Emily Swyny - Care, General Care Projects in Cambodia
For years I had wanted to travel to Cambodia, and Projects Abroad gave me the opportunity to make the most of my trip whilst contributing something while I was there. My name is Emily Swyny and I have just finished my first year at university studying Biomedical Science. With four months of summer holiday, I was determined not to while it away in the same old setting, so set out to Cambodia for a month to do a care project.
I’d never traveled alone before and the volunteer apartment setup was great for meeting people to socialize and travel with. The Projects Abroad staff was so friendly and the whole place had a homely feel to it, only helped by my Cambodian mum, Rath, and her fantastic cooking! Phnom Penh is noisy, dusty, and full of life. You could explore it for months and still stumble across new places. I loved it straight away and couldn’t wait to get stuck in.
I spent the month working five days a week at the House of Family orphanage, which was home to 70 HIV+ children. I had no idea in what kind of health the children would be, or any idea what to expect. But as soon as I walked through the gates, two little ones took each of my hands and dragged me away to play. Their innocence and trust was so touching, and something that I encountered every day with my kids. True to Cambodian culture they were all so friendly, funny, and I got to know each of my students individually.
I spent my days teaching English to those who were too sick to go to school full time, and alternating lessons with games, arts and crafts. The quickest lesson I learnt was to go to work with no expectations, as anything could happen! From day to day I had no idea how many kids I would be teaching, what their ability levels would be, or if some would be too sick to learn and just needed a bit of affection.
Most of the time they would not let their HIV get the better of them, and then they were just as cheeky, lively and inventive as any other children their age. The simplest things kept them amused for hours – one of our best days was spent with a packet of balloons and a spool of ribbon. Skipping ropes became swings, lengths of elastic became high jumps.
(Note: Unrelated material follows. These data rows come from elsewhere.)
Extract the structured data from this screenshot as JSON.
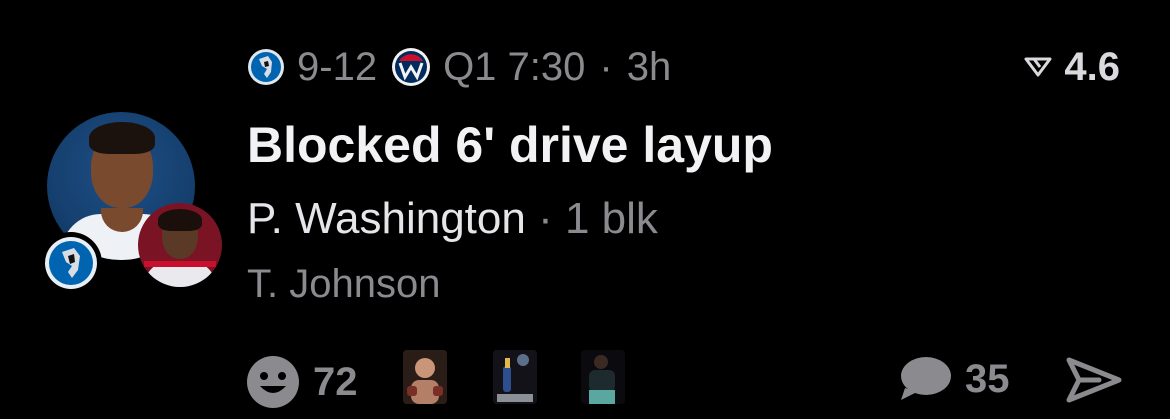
{
  "game": {
    "home_team_icon": "mavericks-logo-icon",
    "score": "9-12",
    "away_team_icon": "wizards-logo-icon",
    "period_clock": "Q1 7:30",
    "separator": "·",
    "age": "3h"
  },
  "rating": {
    "icon": "rating-triangle-icon",
    "value": "4.6"
  },
  "play": {
    "headline": "Blocked 6' drive layup",
    "player": "P. Washington",
    "separator": "·",
    "stat": "1 blk",
    "secondary_player": "T. Johnson"
  },
  "engagement": {
    "reaction_icon": "smiley-icon",
    "reaction_count": "72",
    "comment_icon": "chat-bubble-icon",
    "comment_count": "35",
    "share_icon": "send-arrow-icon"
  },
  "colors": {
    "background": "#000000",
    "primary_text": "#f2f2f5",
    "secondary_text": "#8a8a8f",
    "mavericks_blue": "#0064b1",
    "wizards_red": "#c8102e",
    "wizards_blue": "#002b5c"
  }
}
My classroom became a mess of glitter, gold stars and glue when we spent the afternoon making masks.
They were such enthusiastic students, and would wait up in the classroom for me or drag me upstairs if I took too long! When I arrived for my afternoon session it was my job to wake them up from their naps, bundle them into the shower and then sit with the little ones and peel their fruit for them as everyone had a snack. This was my favorite time of day, sitting on the porch and watching the older kids traipse over from their building to grab their share of dragon fruit and join me for a cuddle or quick game before class.
Weekends were for traveling and discovering what Cambodia had to offer – helped with great advice from other volunteers. My trip to Siem Reap was unforgettable – our trip to the floating village and flooding forest was as idyllic as it sounds. I also enjoyed exploring Phnom Penh, going to meditation at Wat Lan Ka twice a week, visiting the Royal Palace, the National Museum, and the enormous Russian Market. Going to S21 and the Killing Fields was an unforgettable, if harrowing, experience, and makes you admire the Cambodian people for how far they have come since then.
Living in Phnom Penh gave a true sense of the city on a deeper level than you would gain if you were just a tourist. I loved getting to know the city, the sights, the boutiques and the good noodle stalls! All my new-found friends were fantastic, for both chilling in the evenings and partying hard at the weekends! Everyone was there for the same reason: to see the world and do a bit of good at the same time, and this made for some great friendships. I will never forget my time in Cambodia, and I am determined that it will not be my last!